“The Conjuring Tricks of Consciousness”

Ajahn Sundara

“The Conjuring Tricks of Consciousness”

For a long time we may think we are in charge, so we can feel very bad about ourselves, guilty or embarrassed.

How many times do we feel embarrassed about the way we behave? Even when nobody sees it and it’s just an internal experience, you feel so embarrassed. This beautiful person that you hope to become one day is suddenly raging about some silly thing, some silly object. It’s as if your grand ideal has suddenly fallen off its pedestal. We often think we are in charge, but as you keep on practising you realize your behaviour is really just blind habits, blind conditioning, blind responses.

They are blind because they act out before your mindfulness can even catch them. When you’re mindful, you are aware, you are conscious, you can see clearly.
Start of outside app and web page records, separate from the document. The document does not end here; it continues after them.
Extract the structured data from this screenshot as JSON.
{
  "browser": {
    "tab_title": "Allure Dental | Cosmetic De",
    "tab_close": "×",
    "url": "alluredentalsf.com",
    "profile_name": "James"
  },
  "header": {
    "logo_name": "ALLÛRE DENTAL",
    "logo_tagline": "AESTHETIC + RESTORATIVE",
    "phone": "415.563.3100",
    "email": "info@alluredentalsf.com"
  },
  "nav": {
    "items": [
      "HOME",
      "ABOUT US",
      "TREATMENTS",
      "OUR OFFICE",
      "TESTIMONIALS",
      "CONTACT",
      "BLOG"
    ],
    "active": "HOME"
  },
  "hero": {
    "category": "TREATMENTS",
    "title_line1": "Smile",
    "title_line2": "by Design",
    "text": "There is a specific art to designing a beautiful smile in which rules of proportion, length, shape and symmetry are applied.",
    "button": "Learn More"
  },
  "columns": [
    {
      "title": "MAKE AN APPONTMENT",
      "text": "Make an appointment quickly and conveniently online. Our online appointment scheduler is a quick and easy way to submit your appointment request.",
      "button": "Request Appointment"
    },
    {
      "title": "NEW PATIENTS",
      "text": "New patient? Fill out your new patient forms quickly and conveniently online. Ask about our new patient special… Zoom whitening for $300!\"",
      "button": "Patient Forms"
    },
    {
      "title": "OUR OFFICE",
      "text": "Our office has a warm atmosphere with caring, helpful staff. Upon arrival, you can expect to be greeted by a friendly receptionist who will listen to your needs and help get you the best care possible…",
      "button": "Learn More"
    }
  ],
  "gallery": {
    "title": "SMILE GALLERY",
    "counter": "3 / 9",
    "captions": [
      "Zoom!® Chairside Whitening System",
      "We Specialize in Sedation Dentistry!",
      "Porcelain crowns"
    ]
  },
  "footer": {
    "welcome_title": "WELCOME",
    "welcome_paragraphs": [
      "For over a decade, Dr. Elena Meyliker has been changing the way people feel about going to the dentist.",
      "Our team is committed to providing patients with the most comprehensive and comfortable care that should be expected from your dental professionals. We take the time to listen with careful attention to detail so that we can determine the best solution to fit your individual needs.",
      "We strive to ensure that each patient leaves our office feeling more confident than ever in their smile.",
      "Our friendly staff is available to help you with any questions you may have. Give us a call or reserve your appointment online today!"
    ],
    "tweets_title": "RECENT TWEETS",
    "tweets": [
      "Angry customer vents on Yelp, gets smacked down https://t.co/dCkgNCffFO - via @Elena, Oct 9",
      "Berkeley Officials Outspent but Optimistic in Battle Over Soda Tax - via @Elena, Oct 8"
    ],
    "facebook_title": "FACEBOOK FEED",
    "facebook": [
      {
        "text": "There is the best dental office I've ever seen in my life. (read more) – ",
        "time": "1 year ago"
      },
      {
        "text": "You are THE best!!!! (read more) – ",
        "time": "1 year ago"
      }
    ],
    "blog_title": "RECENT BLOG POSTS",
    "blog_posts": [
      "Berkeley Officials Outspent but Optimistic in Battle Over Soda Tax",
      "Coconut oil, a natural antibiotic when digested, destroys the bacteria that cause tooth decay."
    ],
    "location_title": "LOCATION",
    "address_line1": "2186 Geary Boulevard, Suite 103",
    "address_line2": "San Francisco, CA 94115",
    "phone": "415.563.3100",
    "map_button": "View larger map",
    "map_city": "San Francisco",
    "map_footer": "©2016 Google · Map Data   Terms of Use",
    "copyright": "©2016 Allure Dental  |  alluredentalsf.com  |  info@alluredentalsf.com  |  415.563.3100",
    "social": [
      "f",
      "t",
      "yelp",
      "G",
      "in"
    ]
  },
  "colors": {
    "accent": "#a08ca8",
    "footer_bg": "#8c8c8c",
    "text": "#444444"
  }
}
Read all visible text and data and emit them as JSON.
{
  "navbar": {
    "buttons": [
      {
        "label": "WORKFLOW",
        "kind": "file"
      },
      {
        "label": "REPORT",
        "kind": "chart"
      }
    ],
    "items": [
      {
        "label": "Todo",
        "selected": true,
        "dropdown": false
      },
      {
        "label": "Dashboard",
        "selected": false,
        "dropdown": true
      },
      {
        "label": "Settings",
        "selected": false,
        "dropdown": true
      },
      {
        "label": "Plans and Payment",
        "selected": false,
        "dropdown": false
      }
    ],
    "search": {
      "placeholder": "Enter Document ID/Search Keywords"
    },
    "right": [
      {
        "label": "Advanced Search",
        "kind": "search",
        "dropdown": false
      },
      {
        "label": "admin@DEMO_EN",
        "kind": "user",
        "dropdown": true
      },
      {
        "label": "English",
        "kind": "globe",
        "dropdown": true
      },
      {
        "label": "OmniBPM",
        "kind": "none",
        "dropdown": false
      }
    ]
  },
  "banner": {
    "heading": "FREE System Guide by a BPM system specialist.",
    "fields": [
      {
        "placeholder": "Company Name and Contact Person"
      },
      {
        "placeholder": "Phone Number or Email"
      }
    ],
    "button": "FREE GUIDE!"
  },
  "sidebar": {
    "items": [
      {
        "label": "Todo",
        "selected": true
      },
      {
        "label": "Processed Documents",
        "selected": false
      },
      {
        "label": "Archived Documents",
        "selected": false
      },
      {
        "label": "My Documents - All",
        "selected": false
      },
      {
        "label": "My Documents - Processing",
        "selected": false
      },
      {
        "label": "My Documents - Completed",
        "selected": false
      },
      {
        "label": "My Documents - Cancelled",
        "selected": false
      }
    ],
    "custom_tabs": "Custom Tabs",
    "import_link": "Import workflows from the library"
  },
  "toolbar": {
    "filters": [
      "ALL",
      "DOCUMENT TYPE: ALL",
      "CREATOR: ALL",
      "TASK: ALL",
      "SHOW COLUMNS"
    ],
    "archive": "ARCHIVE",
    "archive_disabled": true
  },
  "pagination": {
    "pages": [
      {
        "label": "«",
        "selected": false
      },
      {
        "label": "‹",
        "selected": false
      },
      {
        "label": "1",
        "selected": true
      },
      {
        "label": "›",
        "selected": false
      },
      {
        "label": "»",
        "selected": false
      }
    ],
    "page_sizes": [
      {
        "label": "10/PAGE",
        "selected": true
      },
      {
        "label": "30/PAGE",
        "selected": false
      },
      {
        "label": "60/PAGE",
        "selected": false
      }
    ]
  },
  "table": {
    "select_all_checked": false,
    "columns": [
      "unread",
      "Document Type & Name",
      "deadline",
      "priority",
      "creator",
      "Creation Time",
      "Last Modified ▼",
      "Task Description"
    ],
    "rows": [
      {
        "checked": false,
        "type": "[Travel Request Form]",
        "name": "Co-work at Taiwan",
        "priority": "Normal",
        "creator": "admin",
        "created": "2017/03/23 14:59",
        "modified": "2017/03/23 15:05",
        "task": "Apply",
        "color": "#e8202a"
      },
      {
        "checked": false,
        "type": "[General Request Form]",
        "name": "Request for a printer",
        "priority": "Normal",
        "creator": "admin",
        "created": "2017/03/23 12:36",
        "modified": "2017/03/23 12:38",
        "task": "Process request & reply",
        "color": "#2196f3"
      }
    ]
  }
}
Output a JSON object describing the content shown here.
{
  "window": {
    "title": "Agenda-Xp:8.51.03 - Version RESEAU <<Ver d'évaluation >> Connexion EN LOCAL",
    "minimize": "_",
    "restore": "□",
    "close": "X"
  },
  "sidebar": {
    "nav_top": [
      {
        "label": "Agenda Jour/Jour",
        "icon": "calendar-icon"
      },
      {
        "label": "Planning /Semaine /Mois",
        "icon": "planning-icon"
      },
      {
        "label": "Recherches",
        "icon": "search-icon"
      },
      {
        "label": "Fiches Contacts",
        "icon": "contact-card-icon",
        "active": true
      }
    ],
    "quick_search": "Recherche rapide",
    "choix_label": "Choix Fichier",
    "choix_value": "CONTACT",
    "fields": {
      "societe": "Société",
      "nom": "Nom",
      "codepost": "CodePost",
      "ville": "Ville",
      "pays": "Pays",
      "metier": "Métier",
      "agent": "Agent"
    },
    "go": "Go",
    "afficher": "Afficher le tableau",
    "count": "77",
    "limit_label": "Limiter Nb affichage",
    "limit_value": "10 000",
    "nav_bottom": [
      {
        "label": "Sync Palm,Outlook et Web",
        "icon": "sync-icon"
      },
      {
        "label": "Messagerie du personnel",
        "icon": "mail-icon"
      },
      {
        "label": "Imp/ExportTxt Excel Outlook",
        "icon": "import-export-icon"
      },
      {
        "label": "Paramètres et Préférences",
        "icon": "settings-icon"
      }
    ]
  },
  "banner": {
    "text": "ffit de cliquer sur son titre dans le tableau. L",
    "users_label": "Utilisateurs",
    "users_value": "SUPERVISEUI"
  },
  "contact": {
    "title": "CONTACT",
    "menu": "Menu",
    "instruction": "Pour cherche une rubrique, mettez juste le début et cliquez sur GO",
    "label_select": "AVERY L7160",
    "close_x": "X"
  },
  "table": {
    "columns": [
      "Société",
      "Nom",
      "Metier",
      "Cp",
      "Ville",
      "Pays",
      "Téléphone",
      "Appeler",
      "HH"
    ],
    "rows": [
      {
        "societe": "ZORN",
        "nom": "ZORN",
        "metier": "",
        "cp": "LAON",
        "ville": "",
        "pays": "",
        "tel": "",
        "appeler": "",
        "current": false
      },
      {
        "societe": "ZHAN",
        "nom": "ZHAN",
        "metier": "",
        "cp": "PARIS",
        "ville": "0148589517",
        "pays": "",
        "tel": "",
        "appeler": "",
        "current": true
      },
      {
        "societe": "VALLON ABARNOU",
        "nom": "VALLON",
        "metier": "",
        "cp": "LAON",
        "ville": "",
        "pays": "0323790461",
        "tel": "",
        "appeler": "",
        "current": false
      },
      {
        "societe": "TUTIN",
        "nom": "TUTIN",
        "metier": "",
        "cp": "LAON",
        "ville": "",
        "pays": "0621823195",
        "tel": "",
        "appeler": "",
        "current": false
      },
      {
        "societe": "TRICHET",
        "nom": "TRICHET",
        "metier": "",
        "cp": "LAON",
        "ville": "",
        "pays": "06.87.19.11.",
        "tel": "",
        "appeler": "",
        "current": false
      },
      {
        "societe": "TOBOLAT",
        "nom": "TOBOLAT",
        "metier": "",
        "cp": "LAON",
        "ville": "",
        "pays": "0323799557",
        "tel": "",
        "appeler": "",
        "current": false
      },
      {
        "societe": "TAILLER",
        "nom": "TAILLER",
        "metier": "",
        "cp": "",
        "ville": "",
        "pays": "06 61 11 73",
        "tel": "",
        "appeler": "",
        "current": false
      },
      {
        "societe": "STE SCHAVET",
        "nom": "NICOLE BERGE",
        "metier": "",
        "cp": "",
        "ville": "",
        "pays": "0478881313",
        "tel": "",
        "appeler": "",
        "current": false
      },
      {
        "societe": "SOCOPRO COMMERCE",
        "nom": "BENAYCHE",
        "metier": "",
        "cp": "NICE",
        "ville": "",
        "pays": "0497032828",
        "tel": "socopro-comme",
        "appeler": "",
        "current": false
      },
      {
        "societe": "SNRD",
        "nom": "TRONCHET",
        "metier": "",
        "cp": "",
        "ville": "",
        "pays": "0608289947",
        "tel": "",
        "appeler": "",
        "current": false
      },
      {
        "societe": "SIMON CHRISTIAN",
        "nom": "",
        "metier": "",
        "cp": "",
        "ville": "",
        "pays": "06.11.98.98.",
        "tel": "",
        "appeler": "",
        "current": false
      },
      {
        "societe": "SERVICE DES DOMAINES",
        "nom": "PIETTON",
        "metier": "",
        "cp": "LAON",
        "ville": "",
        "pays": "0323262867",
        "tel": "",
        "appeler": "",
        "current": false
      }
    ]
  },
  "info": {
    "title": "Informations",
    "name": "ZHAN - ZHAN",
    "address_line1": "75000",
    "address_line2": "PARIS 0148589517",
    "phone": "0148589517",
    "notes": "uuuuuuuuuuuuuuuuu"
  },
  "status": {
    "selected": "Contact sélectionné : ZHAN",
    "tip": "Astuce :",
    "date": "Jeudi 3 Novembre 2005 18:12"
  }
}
But a lot of the time the habits are so strong that they just punch – they punch the world, they punch reality. Sometimes the punch is hidden away; it’s a punch with a smile, so it’s more difficult to realize it’s a punch. It’s a very polite punch, a very sweet one.

Even in ourselves, our relationship to our own tendency to punch ourselves, we can feel very guilty and blame ourselves and feel terrible. It feels right somehow to beat myself up because there is this illusion that because I’m in charge, I should be more clever. I should be much more intelligent than just to have silly responses to life. But responses aren’t silly or aren’t silly in themselves; it’s our judgement that makes them silly or not silly.

We can judge them and say – ‘This is right, this is wrong, this is clever, this is not, I’m a cynic, I’m a kind person, I’m a beautiful person, I’m a disaster, I’m terrible, I’m weak’ They go on and on, these thoughts that judge reality like that, and we can add to them or not add to them, see them or not see them as they are.

But in our meditation practice, we begin to see the stories we add to reality, like the story of our past life – not our past lives, but just our past life in this life. We don’t go as far as seeing any life other than this life from our birth until now. But in our meditation, we begin to see from the platform of a clear mind that life goes on and evolves quite naturally.

We can continue the stories, liking or disliking them, wishing they weren’t around, clinging to them and hanging on to them as ‘my personal face’, ‘my personal me’ We can perpetuate the sense of self forever just by not seeing what we are doing.

If you don’t see your mind, how can you have insight into the nature of a state of mind or the five khandhas or any aspect of the mind and body? That’s what insight is about: seeing deeply the nature of thoughts, the nature of vedana, feelings, sankhara, mental constructions, which can be a huge amount of stories or just a few thoughts.

But they all involve constructing something: what the Buddha calls ‘the conjuring tricks of consciousness.’ Our consciousness can be like a magician’s tricks, like a mirage.

This reflection by Ajahn Sundara is from the book, Walking the World, (pdf) pp. 143-145.